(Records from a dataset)
Content starts

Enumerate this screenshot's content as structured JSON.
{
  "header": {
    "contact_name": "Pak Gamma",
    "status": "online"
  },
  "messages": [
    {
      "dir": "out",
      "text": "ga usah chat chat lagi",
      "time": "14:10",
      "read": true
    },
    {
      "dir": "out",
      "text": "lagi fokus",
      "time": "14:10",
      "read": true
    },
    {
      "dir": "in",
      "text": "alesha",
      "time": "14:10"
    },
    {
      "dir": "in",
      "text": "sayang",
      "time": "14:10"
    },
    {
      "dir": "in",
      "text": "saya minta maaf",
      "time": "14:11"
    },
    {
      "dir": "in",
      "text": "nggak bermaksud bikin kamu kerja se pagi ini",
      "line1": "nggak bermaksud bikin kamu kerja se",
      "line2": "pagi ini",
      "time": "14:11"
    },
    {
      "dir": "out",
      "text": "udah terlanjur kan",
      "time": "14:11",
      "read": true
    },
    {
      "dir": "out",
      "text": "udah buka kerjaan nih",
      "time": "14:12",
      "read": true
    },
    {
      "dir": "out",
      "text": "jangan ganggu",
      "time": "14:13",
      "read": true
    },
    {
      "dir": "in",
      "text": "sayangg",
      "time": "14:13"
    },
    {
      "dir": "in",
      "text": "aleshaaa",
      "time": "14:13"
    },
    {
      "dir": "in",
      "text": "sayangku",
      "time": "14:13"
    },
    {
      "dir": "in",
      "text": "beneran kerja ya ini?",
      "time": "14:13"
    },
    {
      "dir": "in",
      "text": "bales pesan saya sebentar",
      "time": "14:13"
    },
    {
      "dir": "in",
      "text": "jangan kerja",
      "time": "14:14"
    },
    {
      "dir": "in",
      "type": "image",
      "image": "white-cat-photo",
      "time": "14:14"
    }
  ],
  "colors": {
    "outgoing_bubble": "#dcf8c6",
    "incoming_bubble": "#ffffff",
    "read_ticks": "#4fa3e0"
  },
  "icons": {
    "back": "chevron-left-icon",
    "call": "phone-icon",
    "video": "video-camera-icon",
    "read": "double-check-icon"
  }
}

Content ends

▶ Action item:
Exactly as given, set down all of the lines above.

▶ Solved exercise:
Enumerate this screenshot's content as structured JSON.
{
  "header": {
    "contact_name": "Pak Gamma",
    "status": "online"
  },
  "messages": [
    {
      "dir": "out",
      "text": "ga usah chat chat lagi",
      "time": "14:10",
      "read": true
    },
    {
      "dir": "out",
      "text": "lagi fokus",
      "time": "14:10",
      "read": true
    },
    {
      "dir": "in",
      "text": "alesha",
      "time": "14:10"
    },
    {
      "dir": "in",
      "text": "sayang",
      "time": "14:10"
    },
    {
      "dir": "in",
      "text": "saya minta maaf",
      "time": "14:11"
    },
    {
      "dir": "in",
      "text": "nggak bermaksud bikin kamu kerja se pagi ini",
      "line1": "nggak bermaksud bikin kamu kerja se",
      "line2": "pagi ini",
      "time": "14:11"
    },
    {
      "dir": "out",
      "text": "udah terlanjur kan",
      "time": "14:11",
      "read": true
    },
    {
      "dir": "out",
      "text": "udah buka kerjaan nih",
      "time": "14:12",
      "read": true
    },
    {
      "dir": "out",
      "text": "jangan ganggu",
      "time": "14:13",
      "read": true
    },
    {
      "dir": "in",
      "text": "sayangg",
      "time": "14:13"
    },
    {
      "dir": "in",
      "text": "aleshaaa",
      "time": "14:13"
    },
    {
      "dir": "in",
      "text": "sayangku",
      "time": "14:13"
    },
    {
      "dir": "in",
      "text": "beneran kerja ya ini?",
      "time": "14:13"
    },
    {
      "dir": "in",
      "text": "bales pesan saya sebentar",
      "time": "14:13"
    },
    {
      "dir": "in",
      "text": "jangan kerja",
      "time": "14:14"
    },
    {
      "dir": "in",
      "type": "image",
      "image": "white-cat-photo",
      "time": "14:14"
    }
  ],
  "colors": {
    "outgoing_bubble": "#dcf8c6",
    "incoming_bubble": "#ffffff",
    "read_ticks": "#4fa3e0"
  },
  "icons": {
    "back": "chevron-left-icon",
    "call": "phone-icon",
    "video": "video-camera-icon",
    "read": "double-check-icon"
  }
}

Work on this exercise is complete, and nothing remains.